I was excited by the idea of making things at the right speed, savouring the hours and minutes rather than just counting them.
Doing everything as well as possible, instead of as fast as possible.
It has evolved from using a knife, axe and hook knife, mainly hand carving spoons from whatever space wasn’t taken up by my son or partner, to a dedicated workshop, with an outside carving space, with an ever increasing array of traditional and contemporary woodworking tools and materials.
What is your starting point when you're designing items?
I play around with the basic shape of the design on paper and then start to look at how waste can be designed out and turned into another product i.e. if there is a circular handle hole in a serving board I can halve the offcuts and create a semi circular brush handle.
I design out as much waste in each design so that I can maximise the material and use the small amount of waste in our packaging or compost it.
Tell us about your working methods, the tools you use and where you source materials for your goods from…
I taught myself to carve a spoon using just an axe, a knife and a hook knife, a bent knife that gouges the bowl of a spoon, and I’m naturally drawn to working with hand tools and using traditional techniques.
Broom handles are made using a spokeshave (a tool dating back to the 16th century) or drawknife on a shave horse and can be created almost as quickly as using a lathe.
Brush stock (brush handles) is often turned on a lathe and the bristles, made from natural plant fibre, threaded together and finished using a home made combination of flax oil and local organic beeswax to protect the wood.
All of our timber is locally sourced. For smaller work we use wood collected from local arborists that would otherwise be use as biomass or storm fallen woodland timber - always with permission from the land owner.
For larger pieces we use local sawmills who use locally felled trees - many sawmills import wood from Europe.
I use plant based brush fibre which is harvested by hand, usually by family run businesses: tampico fibre from the Agave plant, Gumati from palm trees, coco fibre from coconut husks and broom reed.
Where are Slow Made Goods available from?
I work on small batch collections that we launch on the website (slowmadegoods.com) every couple of months - I always recommend customers sign up to our newsletter to receive shop updates as they usually sell out within 48 hours.
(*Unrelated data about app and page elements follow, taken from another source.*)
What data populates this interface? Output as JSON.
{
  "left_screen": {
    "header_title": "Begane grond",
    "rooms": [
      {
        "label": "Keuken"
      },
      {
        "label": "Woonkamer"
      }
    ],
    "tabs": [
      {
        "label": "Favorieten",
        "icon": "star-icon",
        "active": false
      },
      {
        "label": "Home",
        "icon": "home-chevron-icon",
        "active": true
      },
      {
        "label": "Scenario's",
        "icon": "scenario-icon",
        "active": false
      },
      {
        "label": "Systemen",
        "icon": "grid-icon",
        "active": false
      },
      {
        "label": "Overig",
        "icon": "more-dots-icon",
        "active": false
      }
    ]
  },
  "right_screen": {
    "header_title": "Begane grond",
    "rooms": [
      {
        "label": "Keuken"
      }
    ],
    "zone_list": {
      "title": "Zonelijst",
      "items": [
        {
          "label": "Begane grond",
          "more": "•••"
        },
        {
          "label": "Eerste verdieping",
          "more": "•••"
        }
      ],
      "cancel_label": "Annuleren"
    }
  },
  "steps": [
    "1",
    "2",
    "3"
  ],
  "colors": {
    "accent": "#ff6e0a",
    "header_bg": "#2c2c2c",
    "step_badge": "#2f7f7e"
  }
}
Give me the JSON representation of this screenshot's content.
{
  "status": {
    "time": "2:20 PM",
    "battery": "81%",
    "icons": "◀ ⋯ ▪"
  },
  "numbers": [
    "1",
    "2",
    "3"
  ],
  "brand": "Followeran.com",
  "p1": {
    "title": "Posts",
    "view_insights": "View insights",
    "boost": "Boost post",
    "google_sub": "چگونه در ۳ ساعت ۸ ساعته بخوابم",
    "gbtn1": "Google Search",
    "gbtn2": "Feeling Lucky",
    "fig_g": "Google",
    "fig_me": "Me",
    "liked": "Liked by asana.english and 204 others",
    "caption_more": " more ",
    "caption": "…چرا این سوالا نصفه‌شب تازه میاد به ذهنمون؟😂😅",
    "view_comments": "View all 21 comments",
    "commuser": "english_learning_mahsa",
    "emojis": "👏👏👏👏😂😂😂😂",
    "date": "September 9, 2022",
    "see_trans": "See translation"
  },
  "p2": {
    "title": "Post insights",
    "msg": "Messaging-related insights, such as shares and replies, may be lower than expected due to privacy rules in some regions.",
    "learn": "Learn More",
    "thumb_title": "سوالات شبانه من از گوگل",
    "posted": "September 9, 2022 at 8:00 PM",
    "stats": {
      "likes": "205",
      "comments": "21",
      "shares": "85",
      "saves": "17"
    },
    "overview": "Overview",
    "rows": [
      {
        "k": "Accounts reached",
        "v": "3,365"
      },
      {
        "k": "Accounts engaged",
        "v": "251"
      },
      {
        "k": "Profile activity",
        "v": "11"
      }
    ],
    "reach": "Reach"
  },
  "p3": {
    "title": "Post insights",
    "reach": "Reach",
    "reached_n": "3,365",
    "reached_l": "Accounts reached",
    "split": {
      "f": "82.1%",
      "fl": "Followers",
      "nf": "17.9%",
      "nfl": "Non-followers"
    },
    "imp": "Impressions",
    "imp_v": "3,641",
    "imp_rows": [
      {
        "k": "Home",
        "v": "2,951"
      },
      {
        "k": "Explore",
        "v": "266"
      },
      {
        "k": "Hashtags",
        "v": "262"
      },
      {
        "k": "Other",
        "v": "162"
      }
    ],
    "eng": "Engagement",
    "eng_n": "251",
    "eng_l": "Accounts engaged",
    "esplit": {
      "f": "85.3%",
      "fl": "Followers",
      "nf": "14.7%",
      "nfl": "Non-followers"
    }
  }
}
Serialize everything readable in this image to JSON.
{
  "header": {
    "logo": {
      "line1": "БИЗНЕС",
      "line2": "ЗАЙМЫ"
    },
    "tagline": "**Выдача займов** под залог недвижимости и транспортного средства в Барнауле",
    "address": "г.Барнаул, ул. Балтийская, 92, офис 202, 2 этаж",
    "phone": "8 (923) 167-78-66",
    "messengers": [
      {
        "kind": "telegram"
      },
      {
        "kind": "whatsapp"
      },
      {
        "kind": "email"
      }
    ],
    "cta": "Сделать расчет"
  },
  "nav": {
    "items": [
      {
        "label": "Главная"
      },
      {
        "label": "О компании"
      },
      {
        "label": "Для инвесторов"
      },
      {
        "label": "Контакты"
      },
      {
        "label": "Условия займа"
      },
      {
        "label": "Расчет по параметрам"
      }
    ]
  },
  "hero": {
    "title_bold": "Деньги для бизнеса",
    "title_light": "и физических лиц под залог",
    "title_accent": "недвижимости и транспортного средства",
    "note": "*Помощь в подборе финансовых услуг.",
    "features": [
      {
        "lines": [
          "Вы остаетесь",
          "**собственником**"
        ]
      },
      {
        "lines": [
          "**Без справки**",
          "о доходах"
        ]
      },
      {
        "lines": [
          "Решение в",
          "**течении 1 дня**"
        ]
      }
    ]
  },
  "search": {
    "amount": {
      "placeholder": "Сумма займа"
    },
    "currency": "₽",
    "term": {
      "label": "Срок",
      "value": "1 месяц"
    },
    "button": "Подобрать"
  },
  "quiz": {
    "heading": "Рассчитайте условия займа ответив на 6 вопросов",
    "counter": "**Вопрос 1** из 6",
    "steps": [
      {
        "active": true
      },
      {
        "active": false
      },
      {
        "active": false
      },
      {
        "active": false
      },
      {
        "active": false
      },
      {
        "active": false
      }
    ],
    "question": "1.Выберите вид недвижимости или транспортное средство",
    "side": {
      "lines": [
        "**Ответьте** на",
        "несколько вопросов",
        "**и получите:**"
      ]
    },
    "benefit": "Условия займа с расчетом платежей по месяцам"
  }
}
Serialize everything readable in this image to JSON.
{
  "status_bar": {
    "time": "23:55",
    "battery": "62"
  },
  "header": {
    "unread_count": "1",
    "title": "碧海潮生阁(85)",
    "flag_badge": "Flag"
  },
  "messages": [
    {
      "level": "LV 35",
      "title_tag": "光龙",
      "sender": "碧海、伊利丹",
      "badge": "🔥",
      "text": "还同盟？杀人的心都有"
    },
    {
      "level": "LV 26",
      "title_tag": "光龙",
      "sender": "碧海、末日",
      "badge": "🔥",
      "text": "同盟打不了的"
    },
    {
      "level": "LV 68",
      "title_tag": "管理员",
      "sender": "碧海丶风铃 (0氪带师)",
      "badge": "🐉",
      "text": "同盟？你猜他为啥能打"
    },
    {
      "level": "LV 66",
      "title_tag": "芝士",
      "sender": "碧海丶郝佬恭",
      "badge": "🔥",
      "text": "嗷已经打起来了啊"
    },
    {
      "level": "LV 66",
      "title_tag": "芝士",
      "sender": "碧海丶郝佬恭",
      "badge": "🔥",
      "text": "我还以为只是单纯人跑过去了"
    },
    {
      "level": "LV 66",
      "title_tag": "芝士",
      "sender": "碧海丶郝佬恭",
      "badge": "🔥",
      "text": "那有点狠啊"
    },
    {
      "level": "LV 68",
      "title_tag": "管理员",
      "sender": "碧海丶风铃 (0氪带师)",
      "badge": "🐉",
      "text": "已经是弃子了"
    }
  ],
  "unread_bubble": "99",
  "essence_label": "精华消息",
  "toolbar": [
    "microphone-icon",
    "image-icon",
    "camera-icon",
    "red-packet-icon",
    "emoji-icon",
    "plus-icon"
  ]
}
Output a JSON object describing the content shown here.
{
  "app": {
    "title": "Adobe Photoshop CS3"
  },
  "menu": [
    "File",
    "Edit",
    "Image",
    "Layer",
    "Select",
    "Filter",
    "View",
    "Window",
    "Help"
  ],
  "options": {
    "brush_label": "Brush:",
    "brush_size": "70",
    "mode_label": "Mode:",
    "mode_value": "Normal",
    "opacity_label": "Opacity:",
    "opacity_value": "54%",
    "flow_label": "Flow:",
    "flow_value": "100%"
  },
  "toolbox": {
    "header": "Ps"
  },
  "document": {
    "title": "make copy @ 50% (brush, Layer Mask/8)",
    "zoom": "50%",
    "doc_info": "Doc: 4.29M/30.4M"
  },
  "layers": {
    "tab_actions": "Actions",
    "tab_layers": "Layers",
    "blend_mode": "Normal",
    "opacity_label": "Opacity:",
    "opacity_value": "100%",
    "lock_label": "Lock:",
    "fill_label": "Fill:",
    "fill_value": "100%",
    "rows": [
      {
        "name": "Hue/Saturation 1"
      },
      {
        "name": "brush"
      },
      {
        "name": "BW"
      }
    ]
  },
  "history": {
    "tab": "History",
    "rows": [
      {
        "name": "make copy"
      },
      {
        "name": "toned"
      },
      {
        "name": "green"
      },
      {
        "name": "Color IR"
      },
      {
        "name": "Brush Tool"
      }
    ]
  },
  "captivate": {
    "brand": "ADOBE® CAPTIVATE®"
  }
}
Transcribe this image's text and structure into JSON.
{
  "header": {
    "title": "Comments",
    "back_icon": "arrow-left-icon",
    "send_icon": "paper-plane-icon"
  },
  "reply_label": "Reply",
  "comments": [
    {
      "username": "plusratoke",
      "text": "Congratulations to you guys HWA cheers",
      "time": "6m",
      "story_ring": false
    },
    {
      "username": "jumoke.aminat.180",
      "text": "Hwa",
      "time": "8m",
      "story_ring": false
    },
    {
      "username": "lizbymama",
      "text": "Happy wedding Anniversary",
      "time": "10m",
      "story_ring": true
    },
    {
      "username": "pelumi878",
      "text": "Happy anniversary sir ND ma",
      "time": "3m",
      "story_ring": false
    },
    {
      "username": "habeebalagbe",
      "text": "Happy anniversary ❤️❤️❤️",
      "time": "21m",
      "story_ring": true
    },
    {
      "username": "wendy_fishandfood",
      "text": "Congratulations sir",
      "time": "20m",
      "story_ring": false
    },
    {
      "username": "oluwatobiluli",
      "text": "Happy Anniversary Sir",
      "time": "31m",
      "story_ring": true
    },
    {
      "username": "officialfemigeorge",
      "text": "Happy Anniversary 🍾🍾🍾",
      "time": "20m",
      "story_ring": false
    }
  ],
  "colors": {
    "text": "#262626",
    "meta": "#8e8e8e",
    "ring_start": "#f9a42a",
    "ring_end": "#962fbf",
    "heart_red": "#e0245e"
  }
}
A limited collection of work is available from a selection of independent retailers, including East Anglian stockists The Merchant's Table in Woodbridge, Settle at Shropham, Atwin in Norwich and Make Holt.